Of course none of it is going to be as environmentally safe as something like wood, but I personally am willing to allow that petroleum product use in order to make the surfboards that I enjoy. I’ll just try to make up for it in other areas.

I would not, however, want to relax regulations on Clark to make them more economically competitive against foreign, under-regulated producers. I would instead lobby for tarriffs on these foreign goods that are not made under our environmental standards. This should be done in all industries. Open markets are important but only if we are all operating under the same concern for the environment and the sollution isn’t to allow our companies to sink down to the Chinese level of enforcement, but to penalize the Chinese until they step up to ours.

Read the Clark Foam newsletter. I read it last night and it’s pretty interesting. There are hints of American manufactures not trying the best materials but the focus of the newsletter is the “sophisticated [surfboard] consumer.” That’s it; that’s the key. A massive education campaign must occur in order to increase the percentage of “sophisticated consumers.”

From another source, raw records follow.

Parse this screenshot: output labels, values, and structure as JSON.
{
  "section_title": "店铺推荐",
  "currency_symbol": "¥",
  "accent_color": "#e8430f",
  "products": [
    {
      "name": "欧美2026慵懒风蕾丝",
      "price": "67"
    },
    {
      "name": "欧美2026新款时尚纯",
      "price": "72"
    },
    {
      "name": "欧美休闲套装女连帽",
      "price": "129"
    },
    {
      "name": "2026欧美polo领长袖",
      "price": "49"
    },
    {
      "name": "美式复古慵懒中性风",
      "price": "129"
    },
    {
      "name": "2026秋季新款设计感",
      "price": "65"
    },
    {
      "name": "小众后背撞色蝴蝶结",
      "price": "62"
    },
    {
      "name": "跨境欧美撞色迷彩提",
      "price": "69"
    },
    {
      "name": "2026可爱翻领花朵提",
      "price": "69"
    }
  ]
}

We cannot rely upon the surf mags to do this. They are focused on major advertisers which include SurfDreck and BroadWorks. So beat them at their own game: an organization of boardbuilders should publish ads that act like articles. (A common occurance in most magazines). Instantly traditional boardbuilders will have a bigger voice with magazine editors. One problem down but the campaign must continue on other fronts: retail stores; co-sponsorsed campaign with a clothing manufacturer (educational pamphlet attached to clothing tags featuring a sponsored riders boards, etc.); Pro riders should encourage quiver shots in ads (board-lust is a powerful thing; see Rob Machado’s quiver in a Transworld ad); concerned Pros should speak about their boards and surfer/shaper relationship, etc.

In the face of massive market and advertising forces someone representing the interest of traditional surfboard builders needs the think big and act big.

It’s only a matter of time before Andy Irons or the next generation of hot riders is riding for SurfTech. All it takes is money. Then it’s too late.

[Of course, the backyarders and hobbiest will survive or perhaps flourish in a pop-out world].